from the original (PDF) on 2010-11-24. Retrieved 19 Jun 2023.
o ^ Jump up to:a b c d e f Puhakka, Tulla (1997). Underground Drilling and Loading Handbook. Finland: Tamrock Corporation. pp. 153–170.
o ^ Jump up to:a b c Puhakka, Tulla (1997). Underground
Drilling and Loading Handbook. Finland: Tamrock Corporation. pp. 98–130.
o ^ “Archived copy”. Archived from the original on 2017-02-02. Retrieved 2017-01-29.
o ^ “Vale Inco’s Creighton mine: Digging deeper by the day”. Viewpoint (3): 2. 2008.
Archived from the original on 2015-06-21. Vertical retreat mining (VRM) was introduced in the mid-1980s to replace the cut-and-fill mining method. The slot-slash mining method, a modified VRM, was introduced in the late 1990s and replaced the VRM
o ^ “Mining & Metallurgy 101”. www.miningbasics.com. Archived from the original on 2011-12-06. Retrieved 2017-01-27.
o ^ Fowler, J. C. W.; Hebblewhite, B. K. (2003). “Mining publication” (PDF). New South Wales.
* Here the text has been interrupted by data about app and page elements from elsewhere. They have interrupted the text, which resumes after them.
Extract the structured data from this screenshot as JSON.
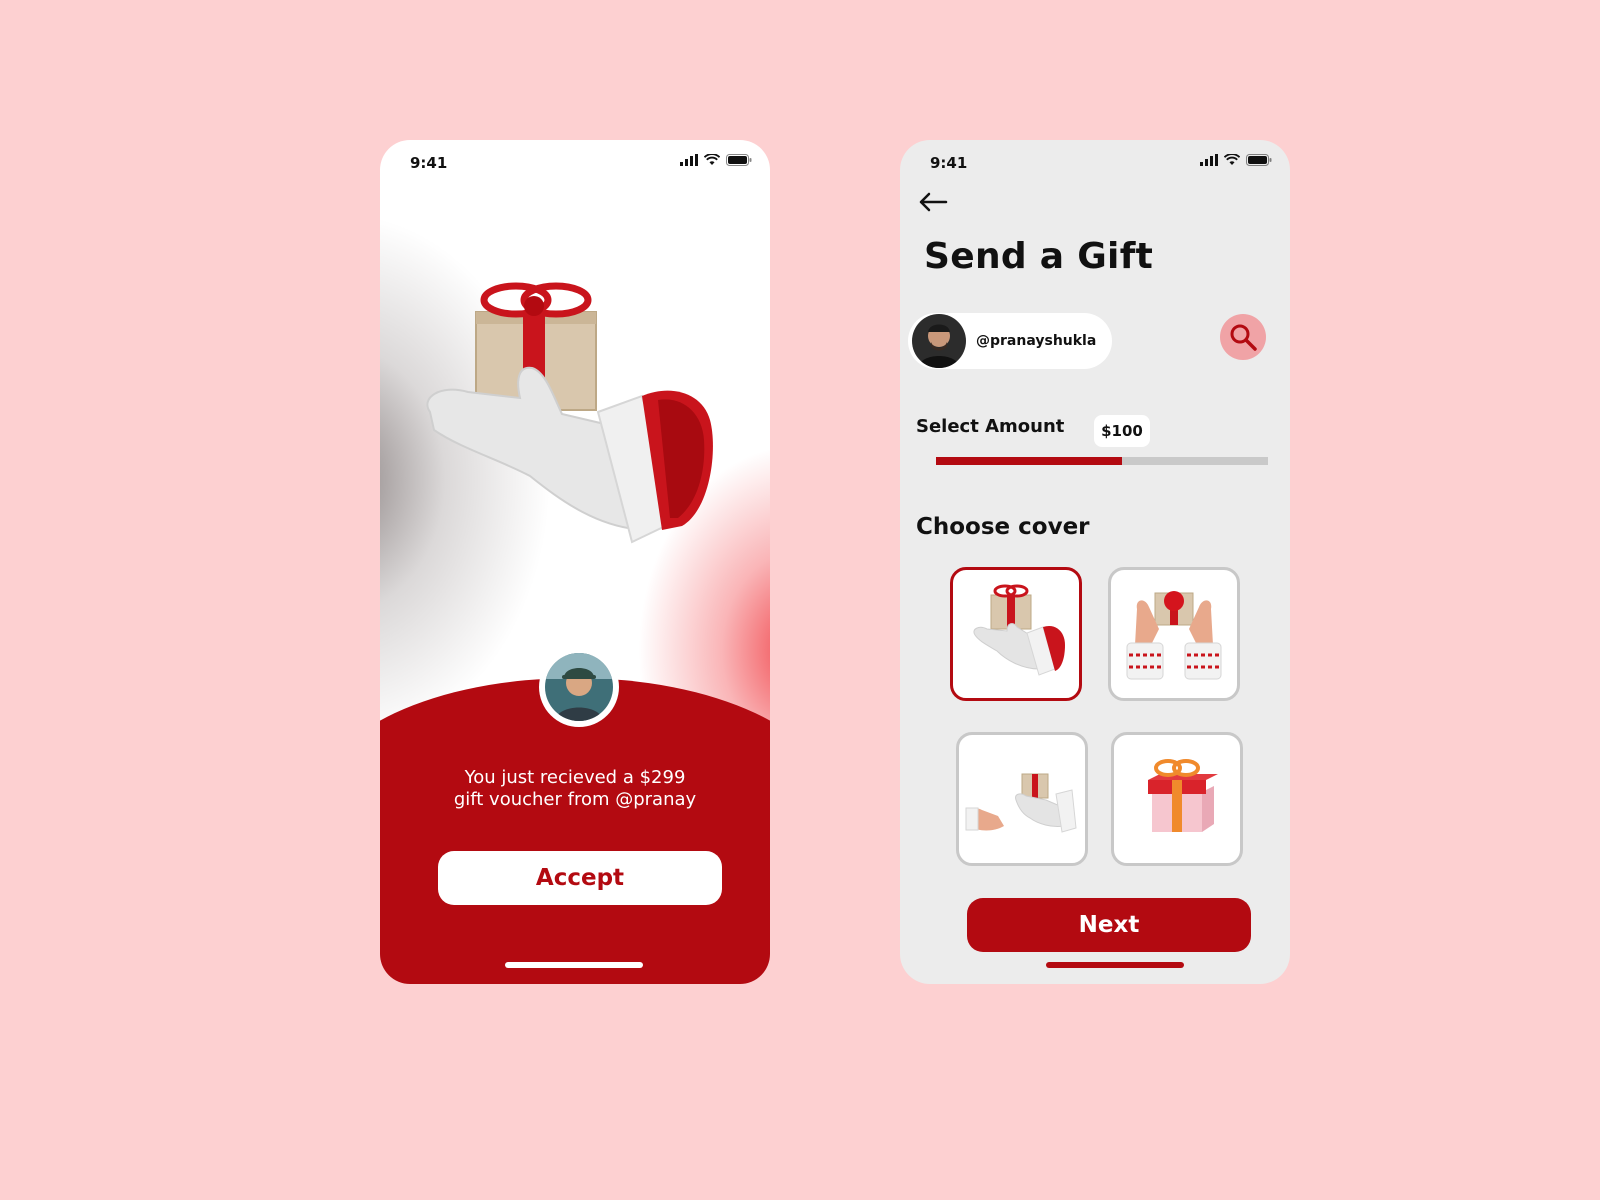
{
  "theme": {
    "background": "#fdd0d1",
    "accent": "#b30a11",
    "search_bg": "#f0a3a6"
  },
  "left_screen": {
    "status": {
      "time": "9:41",
      "icons": [
        "signal-icon",
        "wifi-icon",
        "battery-icon"
      ]
    },
    "hero_image": "santa-glove-holding-gift",
    "sender_avatar": "sender-avatar-photo",
    "message": {
      "line1": "You just recieved a $299",
      "line2": "gift voucher from @pranay"
    },
    "accept_label": "Accept"
  },
  "right_screen": {
    "status": {
      "time": "9:41",
      "icons": [
        "signal-icon",
        "wifi-icon",
        "battery-icon"
      ]
    },
    "back_icon": "arrow-left-icon",
    "title": "Send a Gift",
    "recipient": {
      "handle": "@pranayshukla",
      "avatar": "recipient-avatar-photo"
    },
    "search_icon": "search-icon",
    "amount": {
      "label": "Select Amount",
      "value": "$100",
      "slider_fraction": 0.56
    },
    "cover_label": "Choose cover",
    "covers": [
      {
        "image": "glove-holding-gift",
        "selected": true
      },
      {
        "image": "hands-holding-gift",
        "selected": false
      },
      {
        "image": "hand-passing-gift",
        "selected": false
      },
      {
        "image": "gift-box",
        "selected": false
      }
    ],
    "next_label": "Next"
  }
}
Archived (PDF) from the
original on 2006-09-20. Retrieved 2007-05-30.
o ^ http://www.mineweb.com/archive/greGreener underground mining[dead link]
o ^ “TauTona, Anglo Gold, South Africa”. 2009. Archived from the original on 2019-05-12. Retrieved 2009-05-01.
o ^ Godkin,
David (1 February 2014). “Being safe is no accident”. Canadian Mining Journal. Archived from the original on 19 July 2019. Retrieved 19 February 2020.
o ^ “Home | Kidd Operations”. Archived from the original on 2020-03-02. Retrieved 2020-02-19.
o ^
“Agnico Eagle Mines Limited – Operations – Operations – LaRonde Complex”. www.agnicoeagle.com. Archived from the original on 2022-02-01. Retrieved 2022-02-01.
o ^ “Skalisty mine reaches design depth of 2,056 m below surface – Nornickel”.
o ^ “Mineral
deposits: from their origin to their environmental impacts”. Taylor & Francis. 1995. ISBN 978-9054105503.
Photo credit: https://www.flickr.com/photos/phalaenopsisaphrodite523/15275199229/’]